A few minutes later, and Alinka sweeps in low down ulica Szewska, and, unseen, drops a coin in the accordionist’s tin. Eyes closed, he nods in gratitude to the clamour of the coin. Down every street a flap of wing like a rug being shook of dust as birds scattered to accomodate Alina. But the accordionist played on. And the man scraping music with a big old saw, well, he played on, dragging his bow across the wobbling blade as if his supper depended on it, and some days it did, and really it wasn’t much like music, more of a windy whine, which Alinka thought might be how the old man sounded inside. He didn’t see her because he was almost blind with cataracts which sat like milk spots on the seats of his eyes, and no one else saw her because they’d never believe that such a feat is possible.
If that spoke to you, and you’re happy with melodies that rush up streets, “making nonsense of the cobbles”, then you’ll likely enjoy this more than I did.
The second tale is more prosaic. A young man, Szlak, has inherited a house from a “long-forgotten” relative. He takes the bus out to the countryside, getting off when he sees a roadside shrine described to him in a letter, finds the house near derelict and along the way reflects a little (he’s not a hugely reflective chap) on his life so far. It’s a compact little story, and again it’s rich with description. I enjoyed it. It had a good feel for place and character. Like Alina, Szlak is a person in transit, but he stays more rooted on the ground.
Here’s the opening of the story:
Drops of rain, as thick as the fat from a frying pan, leak through the slat in the roof. An old man swears and reaches up to close the hatch. As he does so, he loses his balance and bumps into a squat woman made of fruit sacks and yellow teeth and the smell of all things past. The woman screws up her face like a used tea bag, and lets out an almighty curse, the force of which, combined with the collision and the vehicle’s jerky progress, sends her stumbling backwards, her barely assembled bulk landing on the toes of a teenage girl who cracks her heavily applied foundation with a scowl and a burst of expletives. Soon enough, like a foul-mouthed version of Chinese Whispers, the twenty or so people packed in the aisle of the minibus are each cursing the day they were born.
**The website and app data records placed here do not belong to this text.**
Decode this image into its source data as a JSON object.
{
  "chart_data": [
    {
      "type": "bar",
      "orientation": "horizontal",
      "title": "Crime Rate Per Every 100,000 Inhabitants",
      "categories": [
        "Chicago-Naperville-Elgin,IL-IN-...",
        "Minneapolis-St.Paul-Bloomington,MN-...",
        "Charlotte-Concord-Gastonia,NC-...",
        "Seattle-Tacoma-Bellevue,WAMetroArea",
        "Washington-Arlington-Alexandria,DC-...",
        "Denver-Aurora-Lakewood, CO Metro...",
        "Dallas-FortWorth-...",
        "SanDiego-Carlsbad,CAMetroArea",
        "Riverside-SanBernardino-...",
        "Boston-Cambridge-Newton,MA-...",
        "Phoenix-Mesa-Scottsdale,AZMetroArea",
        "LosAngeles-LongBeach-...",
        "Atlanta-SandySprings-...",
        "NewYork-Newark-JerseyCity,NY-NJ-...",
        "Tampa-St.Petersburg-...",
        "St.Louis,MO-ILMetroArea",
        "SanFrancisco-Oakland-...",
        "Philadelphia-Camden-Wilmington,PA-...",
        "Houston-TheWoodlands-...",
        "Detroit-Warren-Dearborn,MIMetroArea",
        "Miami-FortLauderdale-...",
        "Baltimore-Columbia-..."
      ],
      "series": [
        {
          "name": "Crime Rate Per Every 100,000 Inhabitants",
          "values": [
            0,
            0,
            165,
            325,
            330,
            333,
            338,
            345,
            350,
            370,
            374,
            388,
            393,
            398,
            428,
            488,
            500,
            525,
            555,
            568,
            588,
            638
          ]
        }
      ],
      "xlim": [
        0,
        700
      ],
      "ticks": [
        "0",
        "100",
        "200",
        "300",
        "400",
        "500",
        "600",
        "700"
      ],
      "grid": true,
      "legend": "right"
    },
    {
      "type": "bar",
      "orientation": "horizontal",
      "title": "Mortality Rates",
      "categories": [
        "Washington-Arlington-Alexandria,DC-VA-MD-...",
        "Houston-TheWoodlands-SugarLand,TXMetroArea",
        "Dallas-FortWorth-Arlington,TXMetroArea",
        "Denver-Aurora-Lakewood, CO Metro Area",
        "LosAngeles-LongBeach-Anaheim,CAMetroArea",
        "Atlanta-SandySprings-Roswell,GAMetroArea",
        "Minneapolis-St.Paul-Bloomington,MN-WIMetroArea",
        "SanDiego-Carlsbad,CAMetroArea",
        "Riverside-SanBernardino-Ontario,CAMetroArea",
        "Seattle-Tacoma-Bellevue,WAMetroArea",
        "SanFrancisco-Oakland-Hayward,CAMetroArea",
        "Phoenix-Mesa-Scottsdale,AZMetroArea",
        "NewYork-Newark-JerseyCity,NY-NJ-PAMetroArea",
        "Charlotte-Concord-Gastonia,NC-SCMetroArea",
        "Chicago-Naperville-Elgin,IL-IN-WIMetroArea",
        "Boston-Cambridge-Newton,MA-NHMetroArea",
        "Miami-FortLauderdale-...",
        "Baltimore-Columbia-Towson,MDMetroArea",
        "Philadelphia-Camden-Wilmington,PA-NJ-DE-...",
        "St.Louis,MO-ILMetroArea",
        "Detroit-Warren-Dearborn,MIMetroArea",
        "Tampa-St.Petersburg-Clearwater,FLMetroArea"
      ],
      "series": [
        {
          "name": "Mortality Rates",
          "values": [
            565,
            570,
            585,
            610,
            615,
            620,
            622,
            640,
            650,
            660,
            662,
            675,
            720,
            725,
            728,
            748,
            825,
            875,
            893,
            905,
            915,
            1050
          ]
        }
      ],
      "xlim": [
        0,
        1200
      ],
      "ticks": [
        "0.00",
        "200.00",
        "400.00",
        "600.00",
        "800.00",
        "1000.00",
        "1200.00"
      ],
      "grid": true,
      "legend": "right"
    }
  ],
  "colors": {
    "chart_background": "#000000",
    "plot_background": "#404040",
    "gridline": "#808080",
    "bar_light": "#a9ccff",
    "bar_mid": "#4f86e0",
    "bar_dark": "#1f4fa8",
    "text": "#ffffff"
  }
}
There’s an almost cinematic quality there. It’s intensely visual. There’s still lyricism – an old woman who smells of “all things past”? But here it’s more contained and more focused. The story is in places absurd, but it’s an absurdity I’ve seen before in Eastern European fiction. It’s born of a recognition that life is absurd, and that we just have to make the best we can of it while we’re here.
In the end this wasn’t entirely my sort of book. I found the language at times evocative, but at other times merely distracting. It’s easy to see why some readers are so fond of Hopkin, there is a beauty there and a real sense of place, but it’s prose which makes its presence felt and for me at times a little too much so. All that said, if you enjoy the quotes more than I did then £1.99 is a very reasonable price to try out a new writer and I’m pleased Picador gave me the opportunity to do so.
For the curious, here‘s an article by Hopkin at the Guardian detailing his top ten list of Polish fiction.